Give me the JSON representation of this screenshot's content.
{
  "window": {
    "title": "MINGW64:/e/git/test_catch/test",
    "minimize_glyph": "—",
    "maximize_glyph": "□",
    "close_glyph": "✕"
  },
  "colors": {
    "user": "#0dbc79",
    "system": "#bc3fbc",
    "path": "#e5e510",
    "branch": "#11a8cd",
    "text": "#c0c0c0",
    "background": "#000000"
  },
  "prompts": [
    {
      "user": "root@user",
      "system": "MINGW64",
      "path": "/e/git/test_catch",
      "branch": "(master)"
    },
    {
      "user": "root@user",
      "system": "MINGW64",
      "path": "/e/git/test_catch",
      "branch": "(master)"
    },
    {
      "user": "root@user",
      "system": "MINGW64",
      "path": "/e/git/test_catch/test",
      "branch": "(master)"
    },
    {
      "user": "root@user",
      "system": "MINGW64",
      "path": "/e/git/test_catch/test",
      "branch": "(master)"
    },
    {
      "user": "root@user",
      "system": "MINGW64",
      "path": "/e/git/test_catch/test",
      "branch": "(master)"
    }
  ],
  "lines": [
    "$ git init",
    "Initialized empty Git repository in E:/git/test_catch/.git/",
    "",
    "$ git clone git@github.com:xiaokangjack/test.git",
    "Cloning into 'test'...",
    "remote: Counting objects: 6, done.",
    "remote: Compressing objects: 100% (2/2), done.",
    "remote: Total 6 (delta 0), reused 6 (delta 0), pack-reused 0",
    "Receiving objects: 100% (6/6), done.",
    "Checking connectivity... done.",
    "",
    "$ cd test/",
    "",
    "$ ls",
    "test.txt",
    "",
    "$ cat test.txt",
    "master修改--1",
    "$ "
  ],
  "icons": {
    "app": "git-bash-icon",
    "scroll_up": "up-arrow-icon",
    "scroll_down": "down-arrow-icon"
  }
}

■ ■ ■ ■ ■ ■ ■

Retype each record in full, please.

Give me the JSON representation of this screenshot's content.
{
  "window": {
    "title": "MINGW64:/e/git/test_catch/test",
    "minimize_glyph": "—",
    "maximize_glyph": "□",
    "close_glyph": "✕"
  },
  "colors": {
    "user": "#0dbc79",
    "system": "#bc3fbc",
    "path": "#e5e510",
    "branch": "#11a8cd",
    "text": "#c0c0c0",
    "background": "#000000"
  },
  "prompts": [
    {
      "user": "root@user",
      "system": "MINGW64",
      "path": "/e/git/test_catch",
      "branch": "(master)"
    },
    {
      "user": "root@user",
      "system": "MINGW64",
      "path": "/e/git/test_catch",
      "branch": "(master)"
    },
    {
      "user": "root@user",
      "system": "MINGW64",
      "path": "/e/git/test_catch/test",
      "branch": "(master)"
    },
    {
      "user": "root@user",
      "system": "MINGW64",
      "path": "/e/git/test_catch/test",
      "branch": "(master)"
    },
    {
      "user": "root@user",
      "system": "MINGW64",
      "path": "/e/git/test_catch/test",
      "branch": "(master)"
    }
  ],
  "lines": [
    "$ git init",
    "Initialized empty Git repository in E:/git/test_catch/.git/",
    "",
    "$ git clone git@github.com:xiaokangjack/test.git",
    "Cloning into 'test'...",
    "remote: Counting objects: 6, done.",
    "remote: Compressing objects: 100% (2/2), done.",
    "remote: Total 6 (delta 0), reused 6 (delta 0), pack-reused 0",
    "Receiving objects: 100% (6/6), done.",
    "Checking connectivity... done.",
    "",
    "$ cd test/",
    "",
    "$ ls",
    "test.txt",
    "",
    "$ cat test.txt",
    "master修改--1",
    "$ "
  ],
  "icons": {
    "app": "git-bash-icon",
    "scroll_up": "up-arrow-icon",
    "scroll_down": "down-arrow-icon"
  }
}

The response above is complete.